__AIM OF THE EXERCISE__. Read the lines below. Copy out any that hold the string "someone".

__RECORDS SUPPLIED__.

[Start of Attachment]

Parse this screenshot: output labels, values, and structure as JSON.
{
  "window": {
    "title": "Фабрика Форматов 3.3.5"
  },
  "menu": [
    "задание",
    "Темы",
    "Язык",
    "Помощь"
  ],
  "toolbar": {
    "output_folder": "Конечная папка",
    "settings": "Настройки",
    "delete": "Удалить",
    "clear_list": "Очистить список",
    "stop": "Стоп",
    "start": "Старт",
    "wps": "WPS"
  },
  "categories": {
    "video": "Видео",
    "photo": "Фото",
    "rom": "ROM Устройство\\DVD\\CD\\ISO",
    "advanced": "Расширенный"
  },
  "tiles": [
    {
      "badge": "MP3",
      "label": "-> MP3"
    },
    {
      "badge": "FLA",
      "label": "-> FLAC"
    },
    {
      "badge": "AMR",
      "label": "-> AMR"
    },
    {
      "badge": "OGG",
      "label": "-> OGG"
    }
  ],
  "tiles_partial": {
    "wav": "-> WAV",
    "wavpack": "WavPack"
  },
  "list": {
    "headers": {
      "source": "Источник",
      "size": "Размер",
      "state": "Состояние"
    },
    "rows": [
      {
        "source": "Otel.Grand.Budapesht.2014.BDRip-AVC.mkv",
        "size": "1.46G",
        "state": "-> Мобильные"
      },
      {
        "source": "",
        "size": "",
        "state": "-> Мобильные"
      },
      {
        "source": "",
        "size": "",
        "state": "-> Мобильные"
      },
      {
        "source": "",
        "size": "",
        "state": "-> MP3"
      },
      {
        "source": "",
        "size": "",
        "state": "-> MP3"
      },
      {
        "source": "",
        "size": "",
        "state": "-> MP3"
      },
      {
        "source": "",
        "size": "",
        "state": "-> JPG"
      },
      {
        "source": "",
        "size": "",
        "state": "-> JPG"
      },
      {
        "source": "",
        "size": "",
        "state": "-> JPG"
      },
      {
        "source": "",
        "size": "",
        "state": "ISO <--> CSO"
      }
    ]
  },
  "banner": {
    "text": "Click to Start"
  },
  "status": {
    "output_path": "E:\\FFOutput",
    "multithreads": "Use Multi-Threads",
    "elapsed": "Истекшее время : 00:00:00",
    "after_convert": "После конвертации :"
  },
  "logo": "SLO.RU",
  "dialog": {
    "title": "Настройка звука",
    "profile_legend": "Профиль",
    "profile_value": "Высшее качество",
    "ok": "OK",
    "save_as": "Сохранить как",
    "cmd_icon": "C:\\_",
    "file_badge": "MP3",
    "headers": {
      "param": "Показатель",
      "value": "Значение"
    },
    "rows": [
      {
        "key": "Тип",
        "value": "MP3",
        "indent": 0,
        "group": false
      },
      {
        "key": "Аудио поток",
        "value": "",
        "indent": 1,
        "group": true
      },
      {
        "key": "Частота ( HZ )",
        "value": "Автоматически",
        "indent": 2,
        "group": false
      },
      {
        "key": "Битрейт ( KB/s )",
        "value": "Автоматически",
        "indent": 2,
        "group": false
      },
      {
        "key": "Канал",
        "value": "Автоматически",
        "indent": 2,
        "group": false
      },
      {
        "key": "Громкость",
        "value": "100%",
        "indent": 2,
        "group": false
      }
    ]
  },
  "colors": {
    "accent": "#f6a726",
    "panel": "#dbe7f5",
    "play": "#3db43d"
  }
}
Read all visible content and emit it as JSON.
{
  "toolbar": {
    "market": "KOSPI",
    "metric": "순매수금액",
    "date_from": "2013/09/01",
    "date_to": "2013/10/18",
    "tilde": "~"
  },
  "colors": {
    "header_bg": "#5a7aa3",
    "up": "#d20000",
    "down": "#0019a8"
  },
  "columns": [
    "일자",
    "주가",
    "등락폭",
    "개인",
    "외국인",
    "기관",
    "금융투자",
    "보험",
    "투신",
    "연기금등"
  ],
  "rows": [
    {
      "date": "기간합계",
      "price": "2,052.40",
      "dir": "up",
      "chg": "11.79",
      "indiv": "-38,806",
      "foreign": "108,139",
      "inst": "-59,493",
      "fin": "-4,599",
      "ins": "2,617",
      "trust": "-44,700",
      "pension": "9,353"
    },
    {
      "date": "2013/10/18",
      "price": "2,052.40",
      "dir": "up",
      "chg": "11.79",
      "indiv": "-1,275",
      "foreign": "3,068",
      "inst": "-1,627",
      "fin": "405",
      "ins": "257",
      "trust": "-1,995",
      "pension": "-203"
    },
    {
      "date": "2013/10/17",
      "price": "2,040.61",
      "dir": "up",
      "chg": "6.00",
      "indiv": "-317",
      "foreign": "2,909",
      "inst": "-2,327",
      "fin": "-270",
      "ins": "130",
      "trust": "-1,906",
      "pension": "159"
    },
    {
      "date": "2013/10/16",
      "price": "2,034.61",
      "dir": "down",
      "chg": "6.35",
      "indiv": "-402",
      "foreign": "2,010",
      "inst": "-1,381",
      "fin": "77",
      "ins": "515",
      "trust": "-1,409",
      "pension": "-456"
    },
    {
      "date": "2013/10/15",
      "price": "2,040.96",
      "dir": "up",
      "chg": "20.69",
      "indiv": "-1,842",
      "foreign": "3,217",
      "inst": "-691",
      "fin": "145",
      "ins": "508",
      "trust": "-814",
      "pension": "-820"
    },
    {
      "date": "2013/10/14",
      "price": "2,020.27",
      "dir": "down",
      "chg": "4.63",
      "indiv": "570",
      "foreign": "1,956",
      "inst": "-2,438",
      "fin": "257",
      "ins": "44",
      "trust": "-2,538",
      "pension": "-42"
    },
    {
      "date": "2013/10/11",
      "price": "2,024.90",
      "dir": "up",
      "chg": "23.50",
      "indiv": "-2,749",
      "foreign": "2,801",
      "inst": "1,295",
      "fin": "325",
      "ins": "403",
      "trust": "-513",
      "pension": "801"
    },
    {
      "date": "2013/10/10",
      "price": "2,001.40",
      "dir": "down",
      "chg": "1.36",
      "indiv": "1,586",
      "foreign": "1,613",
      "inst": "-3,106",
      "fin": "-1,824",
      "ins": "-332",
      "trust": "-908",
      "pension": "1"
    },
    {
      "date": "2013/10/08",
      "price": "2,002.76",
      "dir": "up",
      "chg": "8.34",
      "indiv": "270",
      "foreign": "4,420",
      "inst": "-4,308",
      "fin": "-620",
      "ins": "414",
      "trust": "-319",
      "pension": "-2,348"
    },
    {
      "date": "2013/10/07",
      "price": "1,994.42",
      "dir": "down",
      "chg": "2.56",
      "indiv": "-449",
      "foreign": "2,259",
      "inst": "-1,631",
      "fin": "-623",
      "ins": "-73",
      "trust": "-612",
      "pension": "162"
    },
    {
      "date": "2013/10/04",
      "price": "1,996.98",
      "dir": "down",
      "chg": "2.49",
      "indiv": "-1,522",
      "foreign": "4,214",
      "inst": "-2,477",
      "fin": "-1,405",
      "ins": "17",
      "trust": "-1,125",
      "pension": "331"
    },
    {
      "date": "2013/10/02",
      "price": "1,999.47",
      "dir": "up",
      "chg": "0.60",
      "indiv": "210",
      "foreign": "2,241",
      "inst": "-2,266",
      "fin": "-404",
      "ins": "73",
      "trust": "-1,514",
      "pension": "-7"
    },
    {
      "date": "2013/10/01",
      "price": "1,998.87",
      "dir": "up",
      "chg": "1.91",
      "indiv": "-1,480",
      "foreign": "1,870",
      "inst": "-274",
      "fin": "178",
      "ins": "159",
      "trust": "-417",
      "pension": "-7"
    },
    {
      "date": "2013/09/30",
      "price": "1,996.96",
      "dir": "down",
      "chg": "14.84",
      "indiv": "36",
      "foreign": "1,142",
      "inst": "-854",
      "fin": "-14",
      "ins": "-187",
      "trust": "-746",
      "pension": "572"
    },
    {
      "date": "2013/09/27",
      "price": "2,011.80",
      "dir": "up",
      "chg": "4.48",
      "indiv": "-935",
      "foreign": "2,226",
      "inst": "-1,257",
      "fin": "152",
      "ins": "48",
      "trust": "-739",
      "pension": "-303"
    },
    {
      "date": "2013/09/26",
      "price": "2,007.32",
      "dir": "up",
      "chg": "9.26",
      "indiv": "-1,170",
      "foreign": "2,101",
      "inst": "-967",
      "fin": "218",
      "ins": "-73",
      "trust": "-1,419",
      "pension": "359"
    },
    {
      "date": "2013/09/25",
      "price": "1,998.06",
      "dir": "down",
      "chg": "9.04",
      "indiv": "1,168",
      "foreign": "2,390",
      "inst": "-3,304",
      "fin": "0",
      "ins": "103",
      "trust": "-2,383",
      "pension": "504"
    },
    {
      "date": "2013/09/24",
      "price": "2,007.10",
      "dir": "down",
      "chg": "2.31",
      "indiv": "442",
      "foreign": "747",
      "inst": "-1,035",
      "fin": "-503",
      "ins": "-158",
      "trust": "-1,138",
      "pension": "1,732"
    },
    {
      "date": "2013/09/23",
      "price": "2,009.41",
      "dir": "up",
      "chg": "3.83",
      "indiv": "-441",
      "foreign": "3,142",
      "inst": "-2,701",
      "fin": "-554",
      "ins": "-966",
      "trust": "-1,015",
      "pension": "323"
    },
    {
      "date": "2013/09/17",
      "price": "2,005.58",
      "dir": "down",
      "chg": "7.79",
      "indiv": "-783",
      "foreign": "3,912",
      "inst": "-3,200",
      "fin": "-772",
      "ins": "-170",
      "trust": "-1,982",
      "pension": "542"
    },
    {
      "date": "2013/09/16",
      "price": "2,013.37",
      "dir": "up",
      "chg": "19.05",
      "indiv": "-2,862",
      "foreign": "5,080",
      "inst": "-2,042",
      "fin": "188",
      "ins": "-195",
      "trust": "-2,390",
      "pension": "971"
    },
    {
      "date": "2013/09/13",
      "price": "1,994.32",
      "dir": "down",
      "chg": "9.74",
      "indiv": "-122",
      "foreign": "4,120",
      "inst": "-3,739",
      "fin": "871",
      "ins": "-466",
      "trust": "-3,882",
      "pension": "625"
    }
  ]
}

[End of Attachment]
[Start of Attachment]

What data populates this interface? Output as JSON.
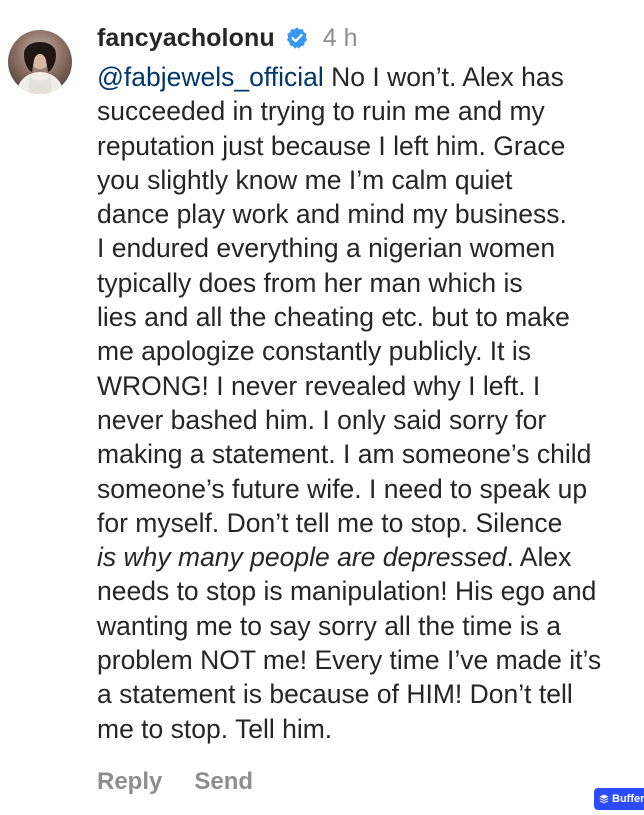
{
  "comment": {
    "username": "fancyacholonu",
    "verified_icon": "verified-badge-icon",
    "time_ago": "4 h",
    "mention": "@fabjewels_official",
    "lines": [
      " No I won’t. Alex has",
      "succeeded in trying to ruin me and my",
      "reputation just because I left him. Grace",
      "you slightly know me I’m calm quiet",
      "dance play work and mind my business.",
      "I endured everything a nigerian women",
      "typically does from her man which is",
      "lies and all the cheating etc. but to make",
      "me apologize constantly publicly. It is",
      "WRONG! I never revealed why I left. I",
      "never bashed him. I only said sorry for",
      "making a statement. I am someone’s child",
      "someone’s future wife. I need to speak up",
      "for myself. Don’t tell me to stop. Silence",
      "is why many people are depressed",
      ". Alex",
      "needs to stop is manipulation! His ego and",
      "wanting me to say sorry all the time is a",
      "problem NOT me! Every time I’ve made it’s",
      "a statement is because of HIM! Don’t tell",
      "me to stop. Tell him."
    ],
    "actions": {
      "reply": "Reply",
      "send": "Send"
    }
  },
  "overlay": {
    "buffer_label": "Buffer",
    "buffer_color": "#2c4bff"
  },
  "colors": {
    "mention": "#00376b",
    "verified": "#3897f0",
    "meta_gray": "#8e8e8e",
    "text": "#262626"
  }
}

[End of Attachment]

__SOLUTION FOR THIS TASK__.
      "making a statement. I am someone’s child",
      "someone’s future wife. I need to speak up",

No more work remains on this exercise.